Tomás (Alone with Sphincter. He shivers in the dark.) – Still crawling? Can’t help but admire the desire – huh, rhyming now. Pathetic, this little scene. Me here, you here. Always crawling back. To what? (Gabriella’s laughter breezes past.) Hate that. Her. Her endless capacity to provoke an indulgence. In me. Us . . . But won’t give in – or yield an inch of this Realm, its endless shift, its gently gliding gardens that enfold you like petals, like blossom . . . Will deny this ‘middle man’ situation, Sphincter. No choice but . . . The compulsion of denial is more erotic than desire, you see? Desire is the flight into oblivion, the ecstacy of surrender to another’s divinity . . . Which is rather banal, really. Results in the prostitution of humanity, the exchange of flesh for spirit . . . But denial is the revenge of flesh, its callow laugh in the face of poetry. Flesh spits back. And how joyous it is. Denying the sublime can only exhalt the salt of my body. My salt. My flesh – will not yield it up. Prefer saliva to wine, see? Keep the edge of my body, its dirt and hair, intact. To myself, my self . . . So, no more middle men unravelling into the future. Or the past . . . Tomás de Torquemada, Dominican Prior of the convent of Segovia, at the Court of Ferdinand of Aragon. Credo.
(Laughter echoes his words in irony. Tomás, irritated, scoops Sphincter up and turns to face upstage.
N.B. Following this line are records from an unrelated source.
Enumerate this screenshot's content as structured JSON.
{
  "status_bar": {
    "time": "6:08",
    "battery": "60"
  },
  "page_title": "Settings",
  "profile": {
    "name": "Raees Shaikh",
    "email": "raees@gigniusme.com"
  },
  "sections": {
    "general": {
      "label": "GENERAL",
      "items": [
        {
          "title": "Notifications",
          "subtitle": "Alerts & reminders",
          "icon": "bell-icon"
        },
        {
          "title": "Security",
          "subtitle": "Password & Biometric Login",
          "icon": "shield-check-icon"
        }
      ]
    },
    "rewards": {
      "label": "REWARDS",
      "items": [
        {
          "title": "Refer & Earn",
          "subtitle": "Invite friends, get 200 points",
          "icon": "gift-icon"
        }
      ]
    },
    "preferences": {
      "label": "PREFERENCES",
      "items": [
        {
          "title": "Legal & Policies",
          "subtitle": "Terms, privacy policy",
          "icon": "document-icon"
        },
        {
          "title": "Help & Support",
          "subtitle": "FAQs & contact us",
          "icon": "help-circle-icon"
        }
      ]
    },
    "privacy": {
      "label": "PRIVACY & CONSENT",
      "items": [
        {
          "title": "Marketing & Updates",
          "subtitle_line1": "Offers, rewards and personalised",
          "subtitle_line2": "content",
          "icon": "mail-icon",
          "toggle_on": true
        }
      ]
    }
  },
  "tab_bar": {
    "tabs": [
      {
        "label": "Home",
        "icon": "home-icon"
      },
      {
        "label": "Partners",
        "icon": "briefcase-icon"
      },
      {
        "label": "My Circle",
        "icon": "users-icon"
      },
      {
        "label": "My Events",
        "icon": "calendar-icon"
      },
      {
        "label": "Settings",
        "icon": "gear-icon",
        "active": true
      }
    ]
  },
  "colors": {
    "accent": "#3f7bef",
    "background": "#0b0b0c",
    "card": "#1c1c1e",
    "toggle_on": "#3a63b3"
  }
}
Shapes move drunkenly through the Back Cloth – phantoms which mingle with the folds and rents. Distant banging can be heard, like a staff pounding upon an iron portal. It is slow and tedious. The figures drift downstage, dragging bits of the Back Cloth with them as though caught in a net. Tomás takes a step backwards and raises the taper over his tonsured head.)